Morphine's distinctively languid and low two-string bass/saxophone/drums sound is intact here, albeit with some augmentation, as they add piano, strings and even an occasional guitar to the mix. Meanwhile, Sandman's smooth baritone voice remains a constant, at times even dipping into Leonard Cohen territory. For those who had never heard of the band before Sandman's death made headlines, The Night is as good a place to start as any, and if the band's monniker isn't a clue as to what they sound like, consider the late leader's surname.
Morphine's music was always a triumph of minimalism, mining surprising amounts of drama and soul from the sparest of ingredients, deliberately depriving itself of options in favor of resourcefulness and invention. Even Sandman's lyrics skew toward the simple rather than the oblique. Lines like "I'm like a mirror/ I'm nothing 'til you look at me" underscore the band's overall philosophy that less was more less instruments, less strings, less everything. The occasional forays into neo-Beatnik jargon such as "lazy boys and shy Dianes" ("Slow Numbers") or "We were super low" ("Souvenir" [RealAudio excerpt]) fit the trio's cool, smoky cocktail feel. "A Good Woman Is Hard to Find" and "Top Floor, Bottom Buzzer" (RealAudio excerpt) are relatively upbeat, but even the latter, an invitation to party, sounds foreboding in Sandman's hands. The album's moody centerpiece may be the Eastern-tinged "Rope on Fire" (RealAudio excerpt), slinky and funereal at the same time.
Though the events surrounding this release render the album critically immune, the fact remains that Morphine was often in danger of being tagged a one-trick pony. They developed a truly unique sound (no small feat), yet there was always something vaguely gimmicky about it, as if the offbeat instrumentation might make up for what was, at times, only pedestrian songwriting.
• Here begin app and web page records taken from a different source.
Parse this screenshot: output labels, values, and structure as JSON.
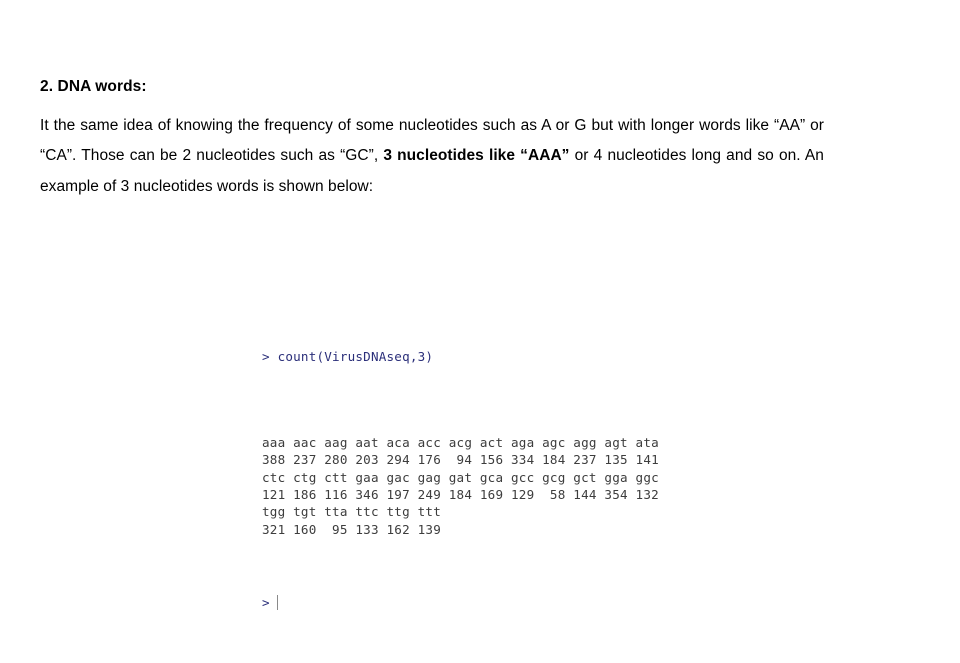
{
  "slide": {
    "heading": "2. DNA words:",
    "paragraph_segments": [
      {
        "text": "It the same idea of knowing the frequency of some nucleotides such as A or G but with longer words like “AA” or “CA”. Those can be 2 nucleotides such as “GC”, ",
        "bold": false
      },
      {
        "text": "3 nucleotides like “AAA”",
        "bold": true
      },
      {
        "text": " or 4 nucleotides long and so on. An example of 3 nucleotides words is shown below:",
        "bold": false
      }
    ]
  },
  "console": {
    "command_line": "> count(VirusDNAseq,3)",
    "prompt": ">",
    "prompt_color": "#2b2f7a",
    "text_color": "#3d3d3d",
    "blocks": [
      {
        "labels": [
          "aaa",
          "aac",
          "aag",
          "aat",
          "aca",
          "acc",
          "acg",
          "act",
          "aga",
          "agc",
          "agg",
          "agt",
          "ata"
        ],
        "values": [
          388,
          237,
          280,
          203,
          294,
          176,
          94,
          156,
          334,
          184,
          237,
          135,
          141
        ]
      },
      {
        "labels": [
          "ctc",
          "ctg",
          "ctt",
          "gaa",
          "gac",
          "gag",
          "gat",
          "gca",
          "gcc",
          "gcg",
          "gct",
          "gga",
          "ggc"
        ],
        "values": [
          121,
          186,
          116,
          346,
          197,
          249,
          184,
          169,
          129,
          58,
          144,
          354,
          132
        ]
      },
      {
        "labels": [
          "tgg",
          "tgt",
          "tta",
          "ttc",
          "ttg",
          "ttt"
        ],
        "values": [
          321,
          160,
          95,
          133,
          162,
          139
        ]
      }
    ]
  }
}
Morphine's 1993 breakthrough, Cure for Pain, seemed a revelation upon first listen, but once you were accustomed to their sound, the album wore out its welcome surprisingly fast. As much as this listener respected their technique, subsequent releases failed to reignite that initial spark. This album shows a band eager to expand its creative range. One wonders, sadly, what might have come next.